Labour’s Michael Meacher, who has just announced he will be challenging for the Labour leadership, told News Line: ‘There is no obvious rationale for this proposal, since even the Ministry of Defence itself, in the debate on Trident replacement, has not been able to point to any current or long term threat to the UK.
‘Secondly, this would tie us even more closely into a defence system for the benefit of the US and without any obvious benefit to the UK itself, which would clearly be, as a result, a target.
‘It would put us into the front line of a hypothetical future missile war against the US.

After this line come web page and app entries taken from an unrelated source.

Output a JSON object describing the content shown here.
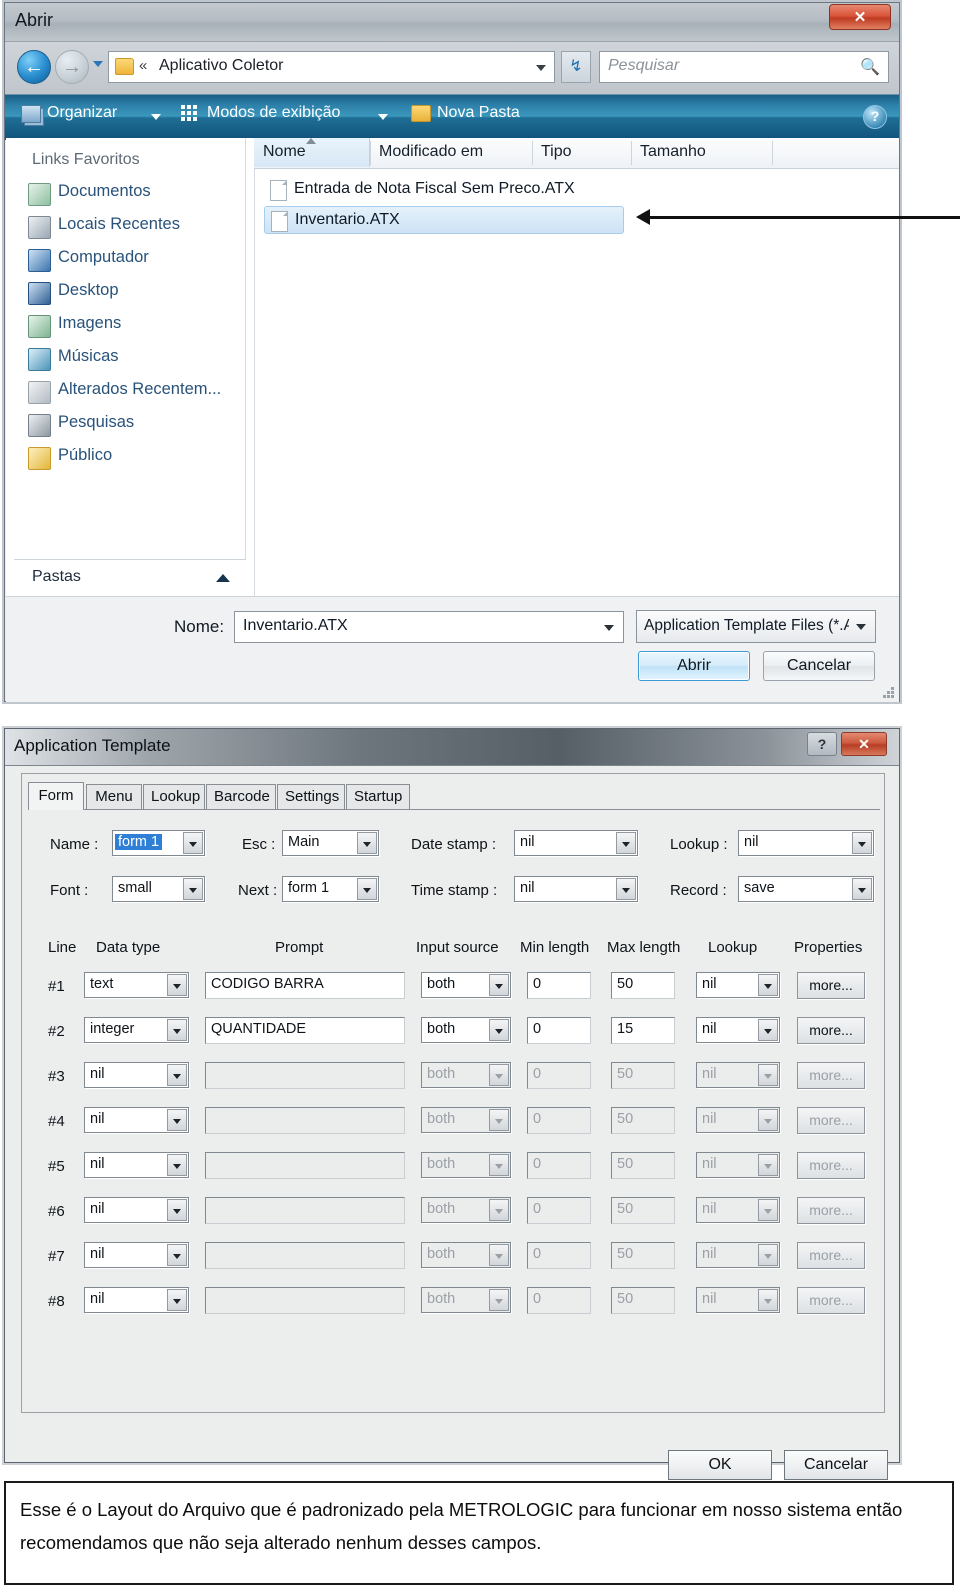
{
  "open_dialog": {
    "title": "Abrir",
    "close_label": "✕",
    "nav": {
      "back_icon": "back-arrow-icon",
      "forward_icon": "forward-arrow-icon",
      "history_dropdown_icon": "chevron-down-icon",
      "address_chevron": "«",
      "address_value": "Aplicativo Coletor",
      "refresh_icon": "↯",
      "search_placeholder": "Pesquisar",
      "search_icon": "search-icon"
    },
    "toolbar": {
      "organize_label": "Organizar",
      "views_label": "Modos de exibição",
      "new_folder_label": "Nova Pasta",
      "help_label": "?"
    },
    "sidebar": {
      "header": "Links Favoritos",
      "items": [
        {
          "label": "Documentos",
          "icon": "documents-icon",
          "color1": "#dfeee4",
          "color2": "#8fbfa0"
        },
        {
          "label": "Locais Recentes",
          "icon": "recent-places-icon",
          "color1": "#e3e7ea",
          "color2": "#9aa6b2"
        },
        {
          "label": "Computador",
          "icon": "computer-icon",
          "color1": "#cfe3f5",
          "color2": "#3b73ad"
        },
        {
          "label": "Desktop",
          "icon": "desktop-icon",
          "color1": "#cfe0f2",
          "color2": "#2f5f94"
        },
        {
          "label": "Imagens",
          "icon": "pictures-icon",
          "color1": "#dff0e6",
          "color2": "#7fb392"
        },
        {
          "label": "Músicas",
          "icon": "music-icon",
          "color1": "#d8ecf6",
          "color2": "#4a94b8"
        },
        {
          "label": "Alterados Recentem...",
          "icon": "recently-changed-icon",
          "color1": "#eceef0",
          "color2": "#b2bac2"
        },
        {
          "label": "Pesquisas",
          "icon": "searches-icon",
          "color1": "#e6e9ec",
          "color2": "#8e98a2"
        },
        {
          "label": "Público",
          "icon": "public-folder-icon",
          "color1": "#fbe9a8",
          "color2": "#e3b63a"
        }
      ],
      "footer_label": "Pastas",
      "footer_chevron_icon": "chevron-up-icon"
    },
    "file_list": {
      "columns": [
        "Nome",
        "Modificado em",
        "Tipo",
        "Tamanho"
      ],
      "sort_column": "Nome",
      "sort_direction": "ascending",
      "rows": [
        {
          "name": "Entrada de Nota Fiscal Sem Preco.ATX",
          "selected": false
        },
        {
          "name": "Inventario.ATX",
          "selected": true
        }
      ]
    },
    "bottom": {
      "name_label": "Nome:",
      "name_value": "Inventario.ATX",
      "filter_value": "Application Template Files (*.A",
      "open_button": "Abrir",
      "cancel_button": "Cancelar"
    }
  },
  "annotation": {
    "arrow_icon": "left-pointing-arrow",
    "target": "Inventario.ATX"
  },
  "app_template": {
    "title": "Application Template",
    "help_label": "?",
    "close_label": "✕",
    "tabs": [
      {
        "label": "Form",
        "active": true
      },
      {
        "label": "Menu",
        "active": false
      },
      {
        "label": "Lookup",
        "active": false
      },
      {
        "label": "Barcode",
        "active": false
      },
      {
        "label": "Settings",
        "active": false
      },
      {
        "label": "Startup",
        "active": false
      }
    ],
    "form_fields": [
      {
        "label": "Name :",
        "value": "form 1",
        "highlighted": true
      },
      {
        "label": "Font :",
        "value": "small",
        "highlighted": false
      },
      {
        "label": "Esc :",
        "value": "Main",
        "highlighted": false
      },
      {
        "label": "Next :",
        "value": "form 1",
        "highlighted": false
      },
      {
        "label": "Date stamp :",
        "value": "nil",
        "highlighted": false
      },
      {
        "label": "Time stamp :",
        "value": "nil",
        "highlighted": false
      },
      {
        "label": "Lookup :",
        "value": "nil",
        "highlighted": false
      },
      {
        "label": "Record :",
        "value": "save",
        "highlighted": false
      }
    ],
    "table": {
      "headers": [
        "Line",
        "Data type",
        "Prompt",
        "Input source",
        "Min length",
        "Max length",
        "Lookup",
        "Properties"
      ],
      "more_label": "more...",
      "rows": [
        {
          "line": "#1",
          "data_type": "text",
          "prompt": "CODIGO BARRA",
          "input_source": "both",
          "min_length": "0",
          "max_length": "50",
          "lookup": "nil",
          "enabled": true
        },
        {
          "line": "#2",
          "data_type": "integer",
          "prompt": "QUANTIDADE",
          "input_source": "both",
          "min_length": "0",
          "max_length": "15",
          "lookup": "nil",
          "enabled": true
        },
        {
          "line": "#3",
          "data_type": "nil",
          "prompt": "",
          "input_source": "both",
          "min_length": "0",
          "max_length": "50",
          "lookup": "nil",
          "enabled": false
        },
        {
          "line": "#4",
          "data_type": "nil",
          "prompt": "",
          "input_source": "both",
          "min_length": "0",
          "max_length": "50",
          "lookup": "nil",
          "enabled": false
        },
        {
          "line": "#5",
          "data_type": "nil",
          "prompt": "",
          "input_source": "both",
          "min_length": "0",
          "max_length": "50",
          "lookup": "nil",
          "enabled": false
        },
        {
          "line": "#6",
          "data_type": "nil",
          "prompt": "",
          "input_source": "both",
          "min_length": "0",
          "max_length": "50",
          "lookup": "nil",
          "enabled": false
        },
        {
          "line": "#7",
          "data_type": "nil",
          "prompt": "",
          "input_source": "both",
          "min_length": "0",
          "max_length": "50",
          "lookup": "nil",
          "enabled": false
        },
        {
          "line": "#8",
          "data_type": "nil",
          "prompt": "",
          "input_source": "both",
          "min_length": "0",
          "max_length": "50",
          "lookup": "nil",
          "enabled": false
        }
      ]
    },
    "ok_button": "OK",
    "cancel_button": "Cancelar"
  },
  "caption": {
    "text": "Esse é o Layout do Arquivo que é padronizado pela METROLOGIC para funcionar em nosso sistema então recomendamos que não seja alterado nenhum desses campos."
  },
  "colors": {
    "toolbar_blue": "#2c7fa8",
    "sidebar_link": "#29527a",
    "selection_blue": "#2f7fd6",
    "close_red": "#cd5a3e",
    "accent_open_button": "#3c9ad6"
  }
}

‘Before there is any serious consideration of this proposal, there should be full consultation with parliament and the British people who would be put at risk.’
Poland and the Czech Republic are to locate part of the system on their soil, next to their border with Russia, and Washington has already received the backing of Czech Prime Minister Mirek Topolanek.
Meanwhile, talks are continuing between the US National Security Council and Britain’s top foreign affairs advisor Sir Nigel Sheinwald.
Downing Street has admitted that talks are taking place.
Meanwhile, the UK will be sending 1,000 more troops to Afghanistan – on top of the 800-strong deployment announced on February 1st – with Defence Secretary Des Browne due to announce details to MPs on Monday.
There is expected to be very heavy fighting between NATO forces and Taleban fighters throughout the spring and summer months.